It always surprises me as to how little use is made of the simple but effective concept of Application Checkpointing.
Checkpointing is a simple technique that allows you to add fault tolerance to your application by saving a snapshot of the application’s state, allowing it to restart from a checkpoint, should it fail. This is extremely important for a long running process, especially if it is operating within a fragile environment.
Checkpointing does not have to be used in isolation; when used with other techniques, it is a powerful tool for improving the resilience of your application.
I always use application checkpointing when I’m working on a data migration or a similar type of batch process.
In a typical data migration, we will be migrating a number of related objects, with a parent-child relationship. This migration may be between relational databases, SaaS vendors such as Salesforce, or a combination of these and other disparate data sources.
The following list shows a simple, yet typical, example of the objects that may make up a data migration.
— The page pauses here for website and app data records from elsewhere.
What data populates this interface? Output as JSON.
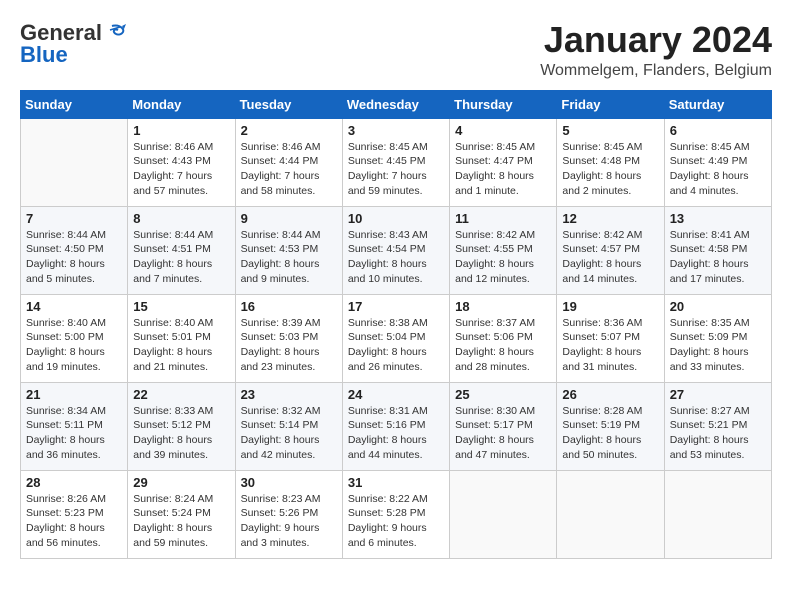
{
  "header": {
    "logo_general": "General",
    "logo_blue": "Blue",
    "month_title": "January 2024",
    "location": "Wommelgem, Flanders, Belgium"
  },
  "days_of_week": [
    "Sunday",
    "Monday",
    "Tuesday",
    "Wednesday",
    "Thursday",
    "Friday",
    "Saturday"
  ],
  "weeks": [
    [
      {
        "day": "",
        "info": ""
      },
      {
        "day": "1",
        "info": "Sunrise: 8:46 AM\nSunset: 4:43 PM\nDaylight: 7 hours\nand 57 minutes."
      },
      {
        "day": "2",
        "info": "Sunrise: 8:46 AM\nSunset: 4:44 PM\nDaylight: 7 hours\nand 58 minutes."
      },
      {
        "day": "3",
        "info": "Sunrise: 8:45 AM\nSunset: 4:45 PM\nDaylight: 7 hours\nand 59 minutes."
      },
      {
        "day": "4",
        "info": "Sunrise: 8:45 AM\nSunset: 4:47 PM\nDaylight: 8 hours\nand 1 minute."
      },
      {
        "day": "5",
        "info": "Sunrise: 8:45 AM\nSunset: 4:48 PM\nDaylight: 8 hours\nand 2 minutes."
      },
      {
        "day": "6",
        "info": "Sunrise: 8:45 AM\nSunset: 4:49 PM\nDaylight: 8 hours\nand 4 minutes."
      }
    ],
    [
      {
        "day": "7",
        "info": "Sunrise: 8:44 AM\nSunset: 4:50 PM\nDaylight: 8 hours\nand 5 minutes."
      },
      {
        "day": "8",
        "info": "Sunrise: 8:44 AM\nSunset: 4:51 PM\nDaylight: 8 hours\nand 7 minutes."
      },
      {
        "day": "9",
        "info": "Sunrise: 8:44 AM\nSunset: 4:53 PM\nDaylight: 8 hours\nand 9 minutes."
      },
      {
        "day": "10",
        "info": "Sunrise: 8:43 AM\nSunset: 4:54 PM\nDaylight: 8 hours\nand 10 minutes."
      },
      {
        "day": "11",
        "info": "Sunrise: 8:42 AM\nSunset: 4:55 PM\nDaylight: 8 hours\nand 12 minutes."
      },
      {
        "day": "12",
        "info": "Sunrise: 8:42 AM\nSunset: 4:57 PM\nDaylight: 8 hours\nand 14 minutes."
      },
      {
        "day": "13",
        "info": "Sunrise: 8:41 AM\nSunset: 4:58 PM\nDaylight: 8 hours\nand 17 minutes."
      }
    ],
    [
      {
        "day": "14",
        "info": "Sunrise: 8:40 AM\nSunset: 5:00 PM\nDaylight: 8 hours\nand 19 minutes."
      },
      {
        "day": "15",
        "info": "Sunrise: 8:40 AM\nSunset: 5:01 PM\nDaylight: 8 hours\nand 21 minutes."
      },
      {
        "day": "16",
        "info": "Sunrise: 8:39 AM\nSunset: 5:03 PM\nDaylight: 8 hours\nand 23 minutes."
      },
      {
        "day": "17",
        "info": "Sunrise: 8:38 AM\nSunset: 5:04 PM\nDaylight: 8 hours\nand 26 minutes."
      },
      {
        "day": "18",
        "info": "Sunrise: 8:37 AM\nSunset: 5:06 PM\nDaylight: 8 hours\nand 28 minutes."
      },
      {
        "day": "19",
        "info": "Sunrise: 8:36 AM\nSunset: 5:07 PM\nDaylight: 8 hours\nand 31 minutes."
      },
      {
        "day": "20",
        "info": "Sunrise: 8:35 AM\nSunset: 5:09 PM\nDaylight: 8 hours\nand 33 minutes."
      }
    ],
    [
      {
        "day": "21",
        "info": "Sunrise: 8:34 AM\nSunset: 5:11 PM\nDaylight: 8 hours\nand 36 minutes."
      },
      {
        "day": "22",
        "info": "Sunrise: 8:33 AM\nSunset: 5:12 PM\nDaylight: 8 hours\nand 39 minutes."
      },
      {
        "day": "23",
        "info": "Sunrise: 8:32 AM\nSunset: 5:14 PM\nDaylight: 8 hours\nand 42 minutes."
      },
      {
        "day": "24",
        "info": "Sunrise: 8:31 AM\nSunset: 5:16 PM\nDaylight: 8 hours\nand 44 minutes."
      },
      {
        "day": "25",
        "info": "Sunrise: 8:30 AM\nSunset: 5:17 PM\nDaylight: 8 hours\nand 47 minutes."
      },
      {
        "day": "26",
        "info": "Sunrise: 8:28 AM\nSunset: 5:19 PM\nDaylight: 8 hours\nand 50 minutes."
      },
      {
        "day": "27",
        "info": "Sunrise: 8:27 AM\nSunset: 5:21 PM\nDaylight: 8 hours\nand 53 minutes."
      }
    ],
    [
      {
        "day": "28",
        "info": "Sunrise: 8:26 AM\nSunset: 5:23 PM\nDaylight: 8 hours\nand 56 minutes."
      },
      {
        "day": "29",
        "info": "Sunrise: 8:24 AM\nSunset: 5:24 PM\nDaylight: 8 hours\nand 59 minutes."
      },
      {
        "day": "30",
        "info": "Sunrise: 8:23 AM\nSunset: 5:26 PM\nDaylight: 9 hours\nand 3 minutes."
      },
      {
        "day": "31",
        "info": "Sunrise: 8:22 AM\nSunset: 5:28 PM\nDaylight: 9 hours\nand 6 minutes."
      },
      {
        "day": "",
        "info": ""
      },
      {
        "day": "",
        "info": ""
      },
      {
        "day": "",
        "info": ""
      }
    ]
  ]
}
Due to volume of data and other constraints, it is typical for a data migration to process data object-by-object, rather than processing the data in a transactional manner.
This process usually involves the reading of Customer data from the source system, validation and restructuring of the data, and then loading the Customer data to the target system. The migration process may then move on to the next object, Invoice, and so on. In the real world, of course, this process may be more complex than the example shown here.
Checkpointing allows you to place a marker, once you have successfully completed Customer. Should you encounter an issue while processing Invoice, your data migration process will be able to skip Customer and resume processing Invoice, once the underlying issue has been resolved.
The processing of Invoice could, of course, be a complex process in its own right and this, too, may be broken down in to a number of checkpoints. There is no reason why you should not to have a hierarchy of checkpoints, allowing your application to always resume from a sensible recovery point.
Recovering from a Checkpoint Failure
In an ideal world, you can re-run from a checkpoint with impunity – You’ve corrected the underlying issue and you can re-start your application and it will just do the right thing. You may, of course, have to do some work to make this happen.
For some checkpointed tasks, you will be able to re-run the entire task as though it had never been previously executed. If, for example, your checkpointed task is to convert an Excel spreadsheet to a CSV file, then you would probably have no issue with your task overwriting any previously (partially) created file.
If you’re writing to a database, then you may be a position where some of your data may already have been committed to the database.
When inserting in to a database, a common technique is to upsert (sometimes referred to as auto-correct load).
Using this load mechanism, no assumption is made as to whether or not a row with a known key already exists. The loader will insert the record if it does not exist or update it if it does. This is helpful during your recovery from a previous load failure, as you are able to simply replay all of your upserts. You should be mindful of any consequence of updating a row that you have previously inserted. There may, for example, be update triggers that cause unexpected results. In many scenarios, upserts are a mechanism that allows you to ensure that your recovery is simple and robust.
When using checkpoints, you need to ensure that your application is able to detect when it is recovering from a failed checkpoint. This will allow you to run recovery code that is specifically designed to rollback to the start of the checkpoint, should you need to, then allowing you to re-run the entire checkpointed logic from the beginning.
You will already have been considering your data consistency, during the design phase of your application. This is of particular importance when you are not processing data in a transactional manner. You should also give consideration to this when allowing your application to recover from a failed checkpoint, as any time delay in restarting your application may need to be accounted for in your data consistency considerations.
The first time that you make checkpointing an integral part of your application, you will quickly come to realise it’s usefulness and importance.
Each time you test the early builds of your application, it is likely that you will experience application failure. You will correct your code, or other underlying issues, and then watch you application correctly recover from this error situation – a considerable benefit over having to deal with an application that has failed in an uncontrolled manner, where recovery is difficult and time consuming.